What to produce >> If a line in the entries below includes "JSON", pick it out and copy it.

[Opening Supplied material section]

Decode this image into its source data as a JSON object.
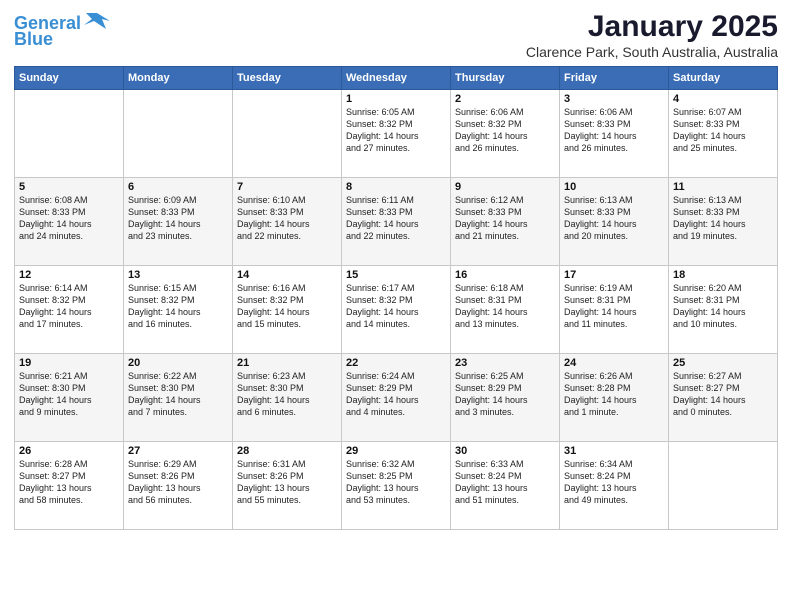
{
  "logo": {
    "line1": "General",
    "line2": "Blue"
  },
  "title": "January 2025",
  "subtitle": "Clarence Park, South Australia, Australia",
  "weekdays": [
    "Sunday",
    "Monday",
    "Tuesday",
    "Wednesday",
    "Thursday",
    "Friday",
    "Saturday"
  ],
  "weeks": [
    [
      {
        "day": "",
        "info": ""
      },
      {
        "day": "",
        "info": ""
      },
      {
        "day": "",
        "info": ""
      },
      {
        "day": "1",
        "info": "Sunrise: 6:05 AM\nSunset: 8:32 PM\nDaylight: 14 hours\nand 27 minutes."
      },
      {
        "day": "2",
        "info": "Sunrise: 6:06 AM\nSunset: 8:32 PM\nDaylight: 14 hours\nand 26 minutes."
      },
      {
        "day": "3",
        "info": "Sunrise: 6:06 AM\nSunset: 8:33 PM\nDaylight: 14 hours\nand 26 minutes."
      },
      {
        "day": "4",
        "info": "Sunrise: 6:07 AM\nSunset: 8:33 PM\nDaylight: 14 hours\nand 25 minutes."
      }
    ],
    [
      {
        "day": "5",
        "info": "Sunrise: 6:08 AM\nSunset: 8:33 PM\nDaylight: 14 hours\nand 24 minutes."
      },
      {
        "day": "6",
        "info": "Sunrise: 6:09 AM\nSunset: 8:33 PM\nDaylight: 14 hours\nand 23 minutes."
      },
      {
        "day": "7",
        "info": "Sunrise: 6:10 AM\nSunset: 8:33 PM\nDaylight: 14 hours\nand 22 minutes."
      },
      {
        "day": "8",
        "info": "Sunrise: 6:11 AM\nSunset: 8:33 PM\nDaylight: 14 hours\nand 22 minutes."
      },
      {
        "day": "9",
        "info": "Sunrise: 6:12 AM\nSunset: 8:33 PM\nDaylight: 14 hours\nand 21 minutes."
      },
      {
        "day": "10",
        "info": "Sunrise: 6:13 AM\nSunset: 8:33 PM\nDaylight: 14 hours\nand 20 minutes."
      },
      {
        "day": "11",
        "info": "Sunrise: 6:13 AM\nSunset: 8:33 PM\nDaylight: 14 hours\nand 19 minutes."
      }
    ],
    [
      {
        "day": "12",
        "info": "Sunrise: 6:14 AM\nSunset: 8:32 PM\nDaylight: 14 hours\nand 17 minutes."
      },
      {
        "day": "13",
        "info": "Sunrise: 6:15 AM\nSunset: 8:32 PM\nDaylight: 14 hours\nand 16 minutes."
      },
      {
        "day": "14",
        "info": "Sunrise: 6:16 AM\nSunset: 8:32 PM\nDaylight: 14 hours\nand 15 minutes."
      },
      {
        "day": "15",
        "info": "Sunrise: 6:17 AM\nSunset: 8:32 PM\nDaylight: 14 hours\nand 14 minutes."
      },
      {
        "day": "16",
        "info": "Sunrise: 6:18 AM\nSunset: 8:31 PM\nDaylight: 14 hours\nand 13 minutes."
      },
      {
        "day": "17",
        "info": "Sunrise: 6:19 AM\nSunset: 8:31 PM\nDaylight: 14 hours\nand 11 minutes."
      },
      {
        "day": "18",
        "info": "Sunrise: 6:20 AM\nSunset: 8:31 PM\nDaylight: 14 hours\nand 10 minutes."
      }
    ],
    [
      {
        "day": "19",
        "info": "Sunrise: 6:21 AM\nSunset: 8:30 PM\nDaylight: 14 hours\nand 9 minutes."
      },
      {
        "day": "20",
        "info": "Sunrise: 6:22 AM\nSunset: 8:30 PM\nDaylight: 14 hours\nand 7 minutes."
      },
      {
        "day": "21",
        "info": "Sunrise: 6:23 AM\nSunset: 8:30 PM\nDaylight: 14 hours\nand 6 minutes."
      },
      {
        "day": "22",
        "info": "Sunrise: 6:24 AM\nSunset: 8:29 PM\nDaylight: 14 hours\nand 4 minutes."
      },
      {
        "day": "23",
        "info": "Sunrise: 6:25 AM\nSunset: 8:29 PM\nDaylight: 14 hours\nand 3 minutes."
      },
      {
        "day": "24",
        "info": "Sunrise: 6:26 AM\nSunset: 8:28 PM\nDaylight: 14 hours\nand 1 minute."
      },
      {
        "day": "25",
        "info": "Sunrise: 6:27 AM\nSunset: 8:27 PM\nDaylight: 14 hours\nand 0 minutes."
      }
    ],
    [
      {
        "day": "26",
        "info": "Sunrise: 6:28 AM\nSunset: 8:27 PM\nDaylight: 13 hours\nand 58 minutes."
      },
      {
        "day": "27",
        "info": "Sunrise: 6:29 AM\nSunset: 8:26 PM\nDaylight: 13 hours\nand 56 minutes."
      },
      {
        "day": "28",
        "info": "Sunrise: 6:31 AM\nSunset: 8:26 PM\nDaylight: 13 hours\nand 55 minutes."
      },
      {
        "day": "29",
        "info": "Sunrise: 6:32 AM\nSunset: 8:25 PM\nDaylight: 13 hours\nand 53 minutes."
      },
      {
        "day": "30",
        "info": "Sunrise: 6:33 AM\nSunset: 8:24 PM\nDaylight: 13 hours\nand 51 minutes."
      },
      {
        "day": "31",
        "info": "Sunrise: 6:34 AM\nSunset: 8:24 PM\nDaylight: 13 hours\nand 49 minutes."
      },
      {
        "day": "",
        "info": ""
      }
    ]
  ]
}
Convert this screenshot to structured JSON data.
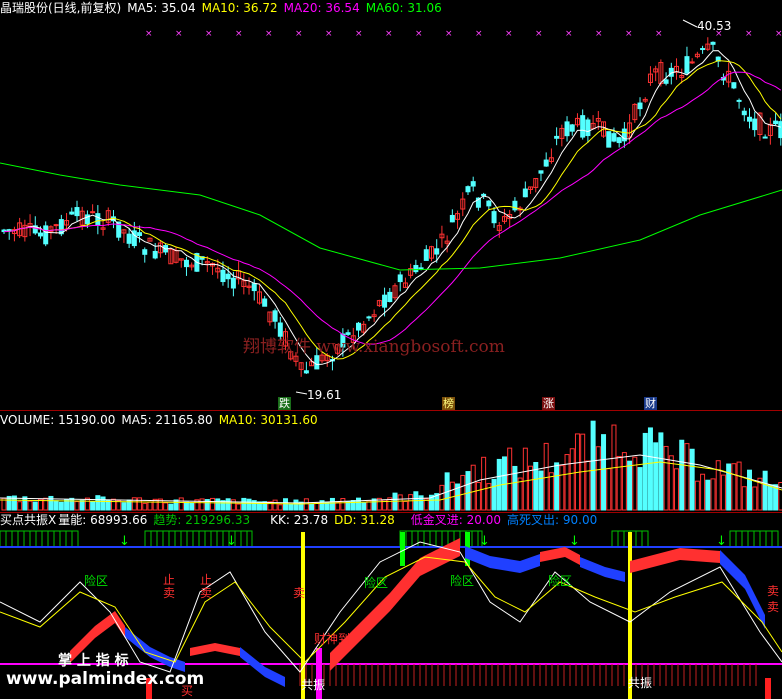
{
  "price_header": {
    "title": "晶瑞股份(日线,前复权)",
    "ma5": "MA5: 35.04",
    "ma10": "MA10: 36.72",
    "ma20": "MA20: 36.54",
    "ma60": "MA60: 31.06"
  },
  "price_annotations": {
    "high_label": "40.53",
    "low_label": "19.61",
    "watermark": "翔博软件 www.xiangbosoft.com"
  },
  "price_signals": {
    "die": "跌",
    "bang": "榜",
    "zhang": "涨",
    "cai": "财"
  },
  "volume_header": {
    "volume": "VOLUME: 15190.00",
    "ma5": "MA5: 21165.80",
    "ma10": "MA10: 30131.60"
  },
  "indicator_header": {
    "name": "买点共振X",
    "liangneng": "量能: 68993.66",
    "qushi": "趋势: 219296.33",
    "kk": "KK: 23.78",
    "dd": "DD: 31.28",
    "dijin": "低金叉进: 20.00",
    "gaosi": "高死叉出: 90.00"
  },
  "indicator_labels": {
    "xianqu": "险区",
    "zhimai": "止卖",
    "mai": "卖",
    "caishen": "财神到",
    "gongzhen": "共振",
    "zhangshang": "掌 上 指 标",
    "site": "www.palmindex.com",
    "mairu": "买"
  },
  "colors": {
    "up": "#ff3232",
    "down": "#54ffff",
    "ma5": "#ffffff",
    "ma10": "#ffff00",
    "ma20": "#ff00ff",
    "ma60": "#00ff00",
    "divider": "#a00000"
  }
}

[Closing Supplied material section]

Your response >>
Decode this image into its source data as a JSON object.
Convert this screenshot to structured JSON data.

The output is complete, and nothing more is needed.